November 26, 1996 03 00070 96112601
Mr. Thomas W. White Project Engineer Department of the Army San Francisco District, Corps of Engineers Oakland Harbors -42' Navigation Improvement Project Construction Services Branch 2000 Embacadero, Suite 100 Oakland, CA 94606
|Subject:||Oakland Harbor Project, Contract DACW07-95-C-0003|
Re-submission of notes for meeting on Nov 19, 1996|
COE Procedures on Meetings, Accuracy of Communications
Per your request, here is another try at sending notes of the 961119 meeting. At the Schedule review meeting today, we gave Bob Johnston a full printed set. He was also given printed copies of the Executive Summary/Action Item cover sheet for each of the Progress Meetings from Oct 1, 1996 when we began using Communication Metrics. This satisfies Bob's concern expressed at the Progress Meeting today, that Dutra has not received these documents in the past, despite your strong recollection during the meeting of having sent these materials to the Contractor along with the notes of the meetings.

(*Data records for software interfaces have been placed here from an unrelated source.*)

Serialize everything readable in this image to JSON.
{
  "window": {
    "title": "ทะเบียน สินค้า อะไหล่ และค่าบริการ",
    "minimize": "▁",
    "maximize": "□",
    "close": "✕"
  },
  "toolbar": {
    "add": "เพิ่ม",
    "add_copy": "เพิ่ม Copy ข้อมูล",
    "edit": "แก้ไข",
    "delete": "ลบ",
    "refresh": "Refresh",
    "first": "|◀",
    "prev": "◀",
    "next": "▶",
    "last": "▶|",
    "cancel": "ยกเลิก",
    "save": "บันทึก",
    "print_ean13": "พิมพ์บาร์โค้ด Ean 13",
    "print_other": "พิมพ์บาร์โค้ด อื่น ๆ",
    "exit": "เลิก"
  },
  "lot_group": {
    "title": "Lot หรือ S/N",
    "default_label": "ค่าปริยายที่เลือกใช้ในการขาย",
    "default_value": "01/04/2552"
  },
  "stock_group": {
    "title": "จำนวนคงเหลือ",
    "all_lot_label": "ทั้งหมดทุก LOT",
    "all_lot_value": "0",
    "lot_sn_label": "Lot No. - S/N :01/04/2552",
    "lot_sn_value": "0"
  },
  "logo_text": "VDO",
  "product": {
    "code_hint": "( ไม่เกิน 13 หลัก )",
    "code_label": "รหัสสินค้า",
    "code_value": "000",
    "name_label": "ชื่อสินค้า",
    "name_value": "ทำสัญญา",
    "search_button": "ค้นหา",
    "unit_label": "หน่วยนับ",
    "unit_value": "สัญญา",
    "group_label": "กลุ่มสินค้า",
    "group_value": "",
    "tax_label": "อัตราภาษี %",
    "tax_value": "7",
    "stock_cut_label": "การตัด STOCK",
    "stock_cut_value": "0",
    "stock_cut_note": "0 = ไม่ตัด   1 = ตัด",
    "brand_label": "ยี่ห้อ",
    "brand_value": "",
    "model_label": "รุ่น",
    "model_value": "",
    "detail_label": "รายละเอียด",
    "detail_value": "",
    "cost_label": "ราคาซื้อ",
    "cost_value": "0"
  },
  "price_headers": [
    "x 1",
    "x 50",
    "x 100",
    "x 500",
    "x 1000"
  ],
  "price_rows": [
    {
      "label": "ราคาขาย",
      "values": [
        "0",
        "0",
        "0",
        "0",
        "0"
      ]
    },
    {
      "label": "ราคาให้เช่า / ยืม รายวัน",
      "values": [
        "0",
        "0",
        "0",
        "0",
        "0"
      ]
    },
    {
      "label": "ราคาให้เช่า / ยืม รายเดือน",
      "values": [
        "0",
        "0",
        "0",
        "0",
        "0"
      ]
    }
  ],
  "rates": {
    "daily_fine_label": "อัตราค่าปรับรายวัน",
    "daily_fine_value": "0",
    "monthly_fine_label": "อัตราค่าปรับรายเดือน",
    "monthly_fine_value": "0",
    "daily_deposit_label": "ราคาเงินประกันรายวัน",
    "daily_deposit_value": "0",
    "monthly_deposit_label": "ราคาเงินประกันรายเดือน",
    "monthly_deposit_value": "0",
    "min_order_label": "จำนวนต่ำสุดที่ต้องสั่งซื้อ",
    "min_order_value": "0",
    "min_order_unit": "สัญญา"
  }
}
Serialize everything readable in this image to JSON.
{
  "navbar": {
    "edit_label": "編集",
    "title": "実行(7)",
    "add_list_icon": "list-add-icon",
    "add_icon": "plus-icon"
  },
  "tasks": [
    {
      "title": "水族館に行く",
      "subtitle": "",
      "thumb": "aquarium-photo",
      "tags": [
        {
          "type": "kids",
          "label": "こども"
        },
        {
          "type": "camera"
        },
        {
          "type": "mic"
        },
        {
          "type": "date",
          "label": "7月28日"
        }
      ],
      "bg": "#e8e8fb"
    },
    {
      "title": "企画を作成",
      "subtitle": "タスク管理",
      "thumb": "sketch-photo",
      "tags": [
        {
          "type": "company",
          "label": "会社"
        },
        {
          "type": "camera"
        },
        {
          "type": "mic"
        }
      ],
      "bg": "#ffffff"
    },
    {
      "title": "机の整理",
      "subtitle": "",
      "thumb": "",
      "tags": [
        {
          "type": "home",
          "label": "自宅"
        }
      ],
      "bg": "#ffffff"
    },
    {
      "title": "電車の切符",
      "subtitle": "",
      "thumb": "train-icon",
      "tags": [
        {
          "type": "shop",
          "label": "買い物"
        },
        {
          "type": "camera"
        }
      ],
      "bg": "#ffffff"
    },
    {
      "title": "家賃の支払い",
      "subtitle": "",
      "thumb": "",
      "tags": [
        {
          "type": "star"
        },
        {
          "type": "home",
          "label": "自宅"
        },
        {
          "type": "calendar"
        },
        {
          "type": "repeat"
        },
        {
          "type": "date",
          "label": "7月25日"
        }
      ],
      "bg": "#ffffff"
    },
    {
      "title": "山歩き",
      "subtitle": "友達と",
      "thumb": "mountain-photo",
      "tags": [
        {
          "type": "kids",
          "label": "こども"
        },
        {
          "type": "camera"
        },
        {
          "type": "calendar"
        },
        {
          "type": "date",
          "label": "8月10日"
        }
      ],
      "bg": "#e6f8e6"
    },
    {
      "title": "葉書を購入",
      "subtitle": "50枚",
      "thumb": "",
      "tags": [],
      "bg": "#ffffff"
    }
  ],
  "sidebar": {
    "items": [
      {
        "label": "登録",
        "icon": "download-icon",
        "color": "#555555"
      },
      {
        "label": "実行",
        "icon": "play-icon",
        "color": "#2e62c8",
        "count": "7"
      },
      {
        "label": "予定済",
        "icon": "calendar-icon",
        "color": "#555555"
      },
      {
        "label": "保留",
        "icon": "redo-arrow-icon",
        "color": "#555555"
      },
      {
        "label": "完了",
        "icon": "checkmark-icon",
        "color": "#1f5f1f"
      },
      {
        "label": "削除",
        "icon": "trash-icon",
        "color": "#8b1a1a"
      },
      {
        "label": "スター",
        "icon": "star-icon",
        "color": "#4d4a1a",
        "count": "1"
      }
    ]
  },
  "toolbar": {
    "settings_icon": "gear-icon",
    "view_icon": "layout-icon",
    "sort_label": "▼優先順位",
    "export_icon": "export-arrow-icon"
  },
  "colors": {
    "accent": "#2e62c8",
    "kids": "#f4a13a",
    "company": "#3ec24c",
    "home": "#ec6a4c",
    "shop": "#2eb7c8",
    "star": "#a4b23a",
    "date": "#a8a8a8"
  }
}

I suggest sending Dutra a transmittal tomorrow itemizing these submissions, as having been made, and now being re-submitted, today, per his request, at the Nov 26 meeting at 0130p on Action Items held at the COE SFD office. It might further be useful to state in future submissions to Dutra of notes on Weekly Progress meetings that the submittal includes the Executive Summary and the notes, so the burden is on Dutra to notify COE if they do not receive either or both.
Regarding the accuracy of the notes which Gail Staba questioned and Rob Andrews joined in requesting a change in methods on behalf of the Port of Oakland management, I very much appreciate your opinion at the meeting that a site visit would be helpful. Hopefully this can be scheduled in the next few weeks, subject to Tom Keesling's approval.
Additionally, it might be useful to send a letter to the contractor explaining that COE makes every effort to ensure accurate communications. Meeting Notes are given heightened scrutiny, using Communication Metrics to ensure alignment with project requirements and commitments. They are typically reviewed by 2 - 3 people each week, and as many as 10 or more people have the opportunity to review them prior to submission to the Contractor. Very few inaccuracies have been found in the notes.
Of course errors escape even the most rigorous review, and so COE asks that recipients of the notes immediately notify the Engineer of any error they perceive so that COE can investigate and make timely corrections, rather than proceed under misunderstanding that will cost time and money to fix later. Gail Staba's suggestion to use a stenographer which was joined by Bob Johnston, may be helpful for the Port and the Contractor, though it likely will conflict with their expression of not having enough time to read the record. Stenographic records require a lot of time for a lot of people to read for correction of errors in transcription, which occur routinely due to misunderstanding by the stenographer. Getting timely, accurate information that is useful to management is a difficult job that takes time and expertise. COE's procedure using Communication Metrics, described above, intends to accomplish that goal at minimum cost.
Rob Andrews made a good point that the notes are unwieldily and so should be summarized. The Executive Summary and Action Items are intended to accomplish this goal. They enable an executive to grasp what transpired at a long detailed meeting by examining a single page. They also show connections to the details of what was understood with respect to performing specific contract requirements and commitments in the broader information space of documents, calls, dialog and email.
A contracting agency, like COE, typically needs to discover at the earliest opportunity if the Contractor has a different understanding of critical details, correlations and implications relative to contract performance. The details in the notes are therefore submitted to the Contractor so that the Contractor can notify COE of any such differences. So far, there has been only a single report of something left out of the notes, and that was corrected. This indicates the COE review process is working about as well as possible.
The Port is in a different position from the Contractor. Consideration might be given to asking the Port if they prefer to receive only the Executive Summary and Action Items, in order to save time needed to review the detailed notes. Alternatively, it might be suggested that the Port receive the full notes and simply review the portion for which they have a particular interest. In Gail's case this might be environmental issues. Gail has been asked on numerous occassions to review this part of the record in drafts of notes for Progress Meetings, and also to submit memos for inclusion in the record of her ideas and activity with the Contractor and others impacting the project.
Gail and Rob mentioned today that they don't have enough time to read the detail, submit comments nor to submit written memos. Gail did, however, submit a memo of a meeting on Nov 15, and it was very helpful in preparing the notes for the Nov 19 Progress Meeting. Of course doing this regularly takes a lot of time and focus to correlate all of the discussions with people, with all of the documents and contract requirements, as COE is doing with Communication Metrics. Perhaps the Executive Summary is the "simple solution" for the Port of Oakland to the very complex challenge of aligning people through communications, which Rob requested today that COE provide.
THE WELCH COMPANY